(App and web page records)
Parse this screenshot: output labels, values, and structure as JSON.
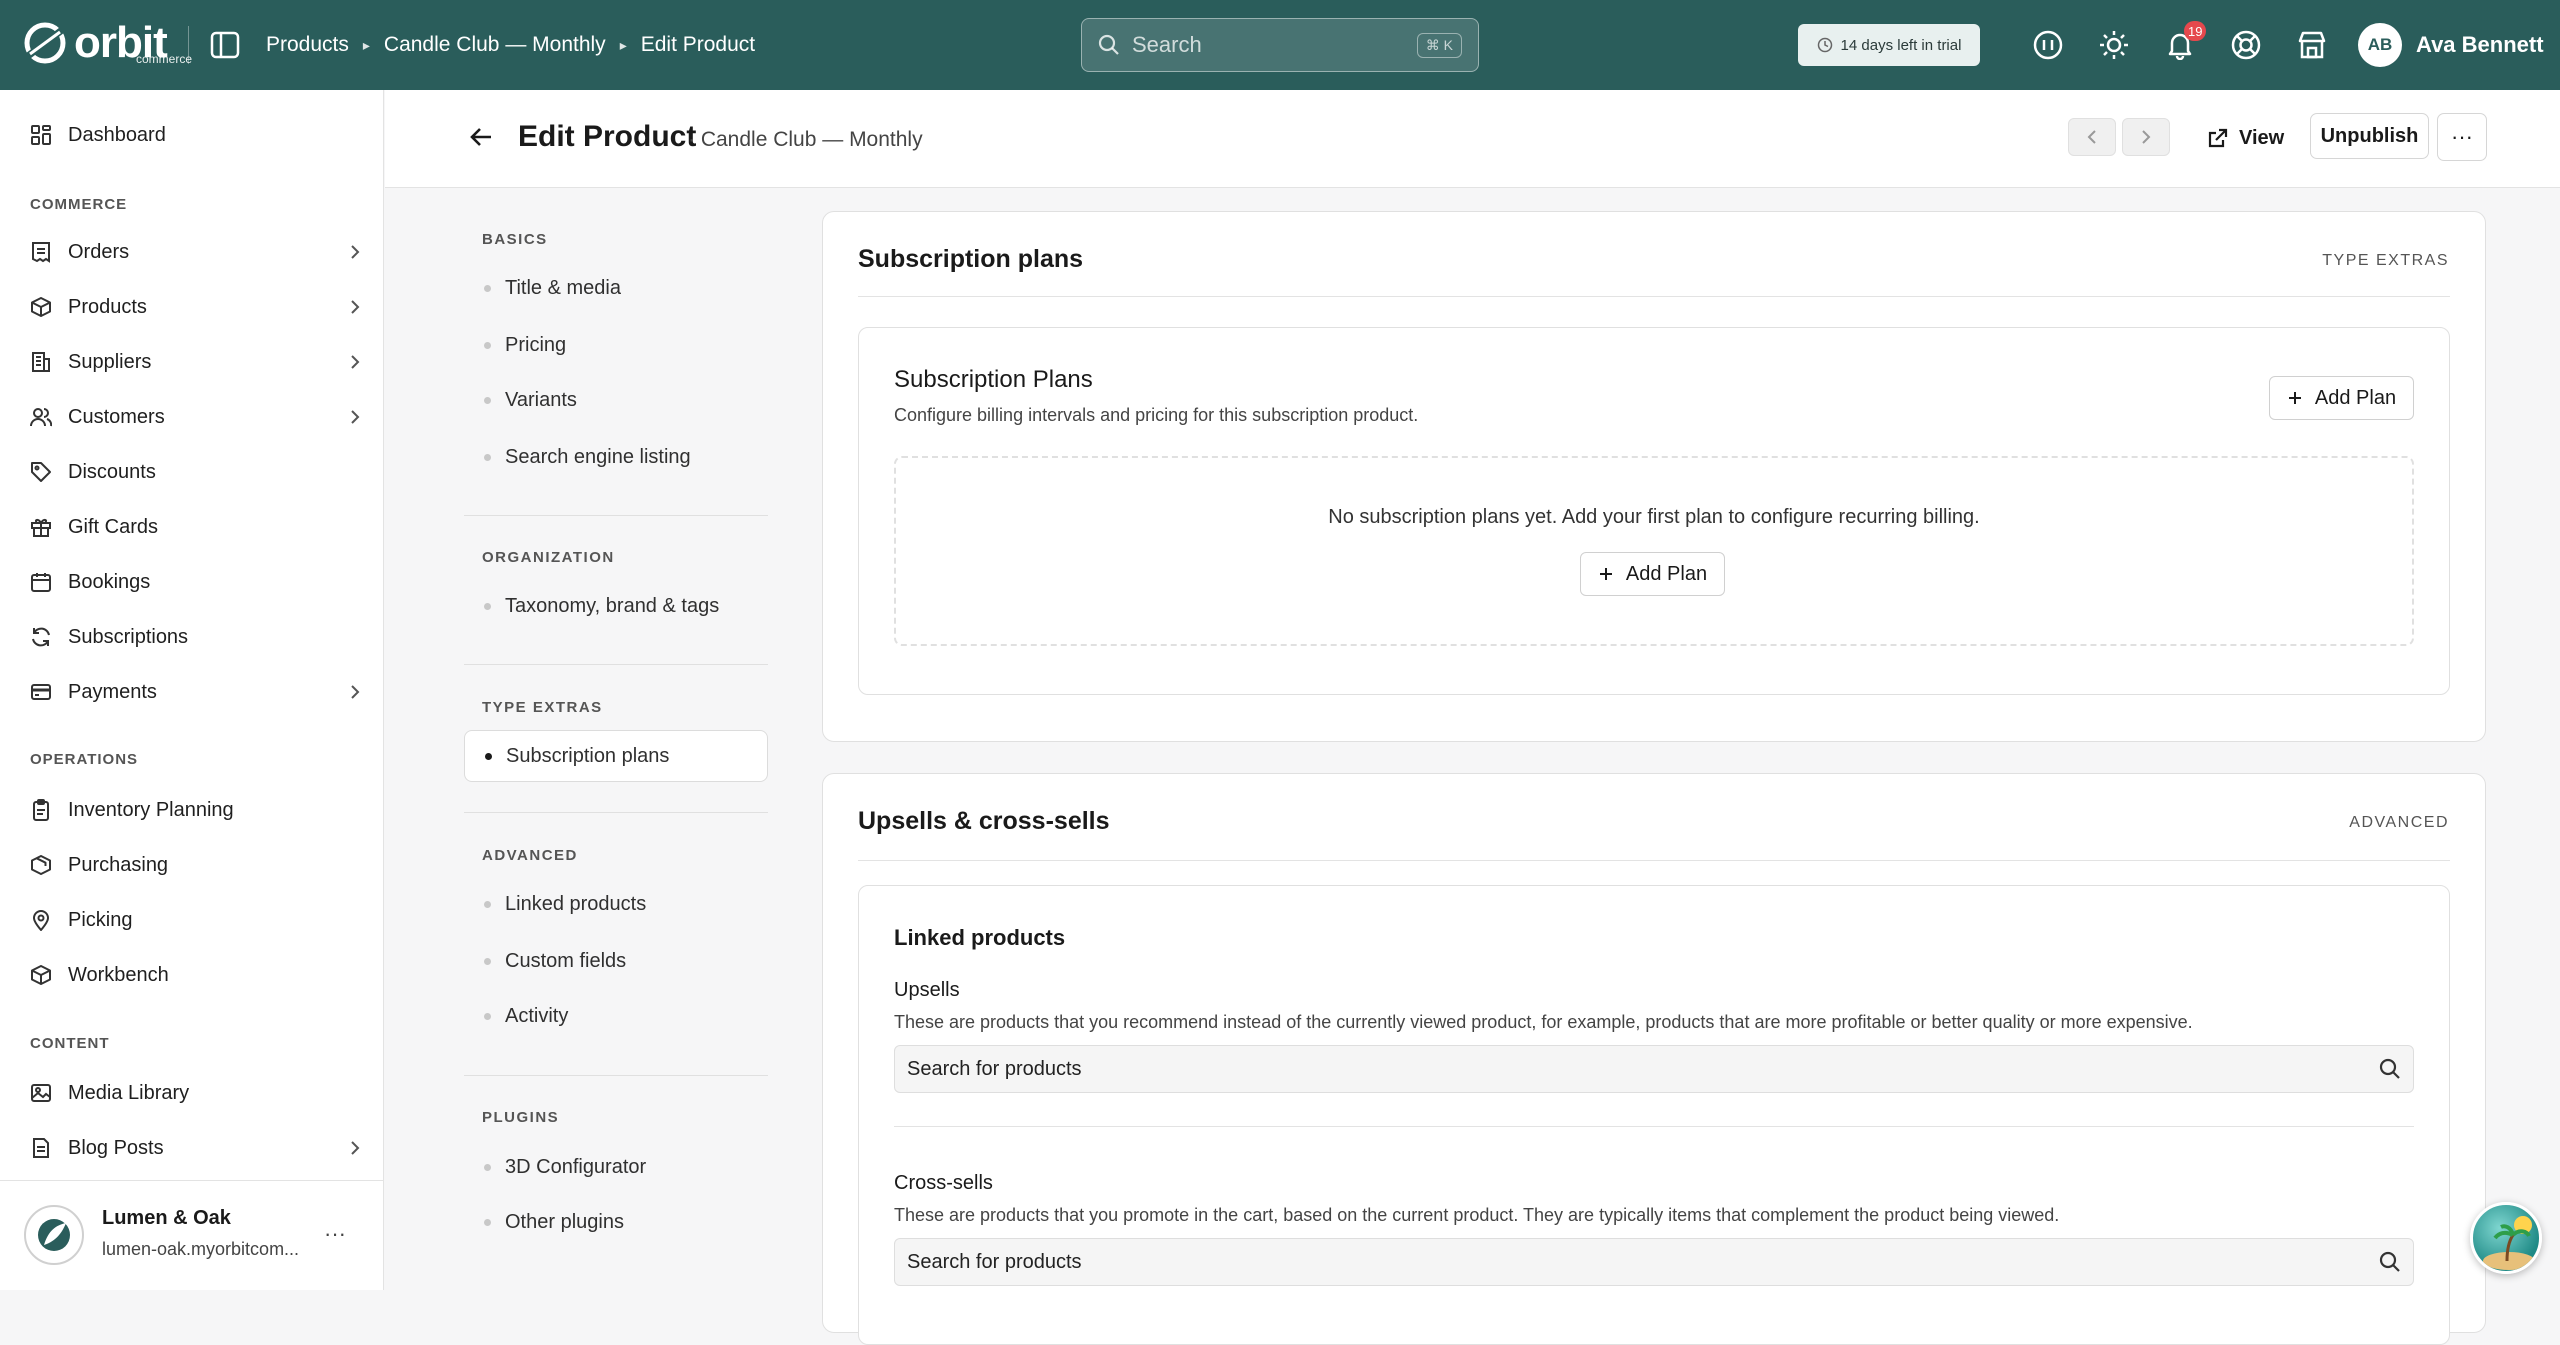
{
  "topbar": {
    "logo_text": "orbit",
    "logo_sub": "commerce",
    "breadcrumbs": [
      "Products",
      "Candle Club — Monthly",
      "Edit Product"
    ],
    "search_placeholder": "Search",
    "search_shortcut": "⌘ K",
    "trial_text": "14 days left in trial",
    "notifications_count": "19",
    "user_initials": "AB",
    "user_name": "Ava Bennett"
  },
  "sidebar": {
    "dashboard": "Dashboard",
    "sections": {
      "commerce": "COMMERCE",
      "operations": "OPERATIONS",
      "content": "CONTENT"
    },
    "commerce_items": [
      "Orders",
      "Products",
      "Suppliers",
      "Customers",
      "Discounts",
      "Gift Cards",
      "Bookings",
      "Subscriptions",
      "Payments"
    ],
    "operations_items": [
      "Inventory Planning",
      "Purchasing",
      "Picking",
      "Workbench"
    ],
    "content_items": [
      "Media Library",
      "Blog Posts"
    ],
    "store": {
      "name": "Lumen & Oak",
      "url": "lumen-oak.myorbitcom..."
    }
  },
  "header": {
    "title": "Edit Product",
    "subtitle": "· Candle Club — Monthly",
    "view_label": "View",
    "unpublish_label": "Unpublish",
    "more_label": "···"
  },
  "section_nav": {
    "basics_label": "BASICS",
    "basics": [
      "Title & media",
      "Pricing",
      "Variants",
      "Search engine listing"
    ],
    "organization_label": "ORGANIZATION",
    "organization": [
      "Taxonomy, brand & tags"
    ],
    "type_extras_label": "TYPE EXTRAS",
    "type_extras": [
      "Subscription plans"
    ],
    "advanced_label": "ADVANCED",
    "advanced": [
      "Linked products",
      "Custom fields",
      "Activity"
    ],
    "plugins_label": "PLUGINS",
    "plugins": [
      "3D Configurator",
      "Other plugins"
    ]
  },
  "subscription_card": {
    "title": "Subscription plans",
    "tag": "TYPE EXTRAS",
    "inner_title": "Subscription Plans",
    "inner_desc": "Configure billing intervals and pricing for this subscription product.",
    "add_plan_label": "Add Plan",
    "empty_text": "No subscription plans yet. Add your first plan to configure recurring billing.",
    "empty_add_label": "Add Plan"
  },
  "upsells_card": {
    "title": "Upsells & cross-sells",
    "tag": "ADVANCED",
    "inner_title": "Linked products",
    "upsells_label": "Upsells",
    "upsells_help": "These are products that you recommend instead of the currently viewed product, for example, products that are more profitable or better quality or more expensive.",
    "upsells_placeholder": "Search for products",
    "crosssells_label": "Cross-sells",
    "crosssells_help": "These are products that you promote in the cart, based on the current product. They are typically items that complement the product being viewed.",
    "crosssells_placeholder": "Search for products"
  },
  "colors": {
    "topbar": "#2a5d5b",
    "badge": "#e5484d"
  }
}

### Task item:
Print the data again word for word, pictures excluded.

### Task result:
Parse this screenshot: output labels, values, and structure as JSON.
{
  "topbar": {
    "logo_text": "orbit",
    "logo_sub": "commerce",
    "breadcrumbs": [
      "Products",
      "Candle Club — Monthly",
      "Edit Product"
    ],
    "search_placeholder": "Search",
    "search_shortcut": "⌘ K",
    "trial_text": "14 days left in trial",
    "notifications_count": "19",
    "user_initials": "AB",
    "user_name": "Ava Bennett"
  },
  "sidebar": {
    "dashboard": "Dashboard",
    "sections": {
      "commerce": "COMMERCE",
      "operations": "OPERATIONS",
      "content": "CONTENT"
    },
    "commerce_items": [
      "Orders",
      "Products",
      "Suppliers",
      "Customers",
      "Discounts",
      "Gift Cards",
      "Bookings",
      "Subscriptions",
      "Payments"
    ],
    "operations_items": [
      "Inventory Planning",
      "Purchasing",
      "Picking",
      "Workbench"
    ],
    "content_items": [
      "Media Library",
      "Blog Posts"
    ],
    "store": {
      "name": "Lumen & Oak",
      "url": "lumen-oak.myorbitcom..."
    }
  },
  "header": {
    "title": "Edit Product",
    "subtitle": "· Candle Club — Monthly",
    "view_label": "View",
    "unpublish_label": "Unpublish",
    "more_label": "···"
  },
  "section_nav": {
    "basics_label": "BASICS",
    "basics": [
      "Title & media",
      "Pricing",
      "Variants",
      "Search engine listing"
    ],
    "organization_label": "ORGANIZATION",
    "organization": [
      "Taxonomy, brand & tags"
    ],
    "type_extras_label": "TYPE EXTRAS",
    "type_extras": [
      "Subscription plans"
    ],
    "advanced_label": "ADVANCED",
    "advanced": [
      "Linked products",
      "Custom fields",
      "Activity"
    ],
    "plugins_label": "PLUGINS",
    "plugins": [
      "3D Configurator",
      "Other plugins"
    ]
  },
  "subscription_card": {
    "title": "Subscription plans",
    "tag": "TYPE EXTRAS",
    "inner_title": "Subscription Plans",
    "inner_desc": "Configure billing intervals and pricing for this subscription product.",
    "add_plan_label": "Add Plan",
    "empty_text": "No subscription plans yet. Add your first plan to configure recurring billing.",
    "empty_add_label": "Add Plan"
  },
  "upsells_card": {
    "title": "Upsells & cross-sells",
    "tag": "ADVANCED",
    "inner_title": "Linked products",
    "upsells_label": "Upsells",
    "upsells_help": "These are products that you recommend instead of the currently viewed product, for example, products that are more profitable or better quality or more expensive.",
    "upsells_placeholder": "Search for products",
    "crosssells_label": "Cross-sells",
    "crosssells_help": "These are products that you promote in the cart, based on the current product. They are typically items that complement the product being viewed.",
    "crosssells_placeholder": "Search for products"
  },
  "colors": {
    "topbar": "#2a5d5b",
    "badge": "#e5484d"
  }
}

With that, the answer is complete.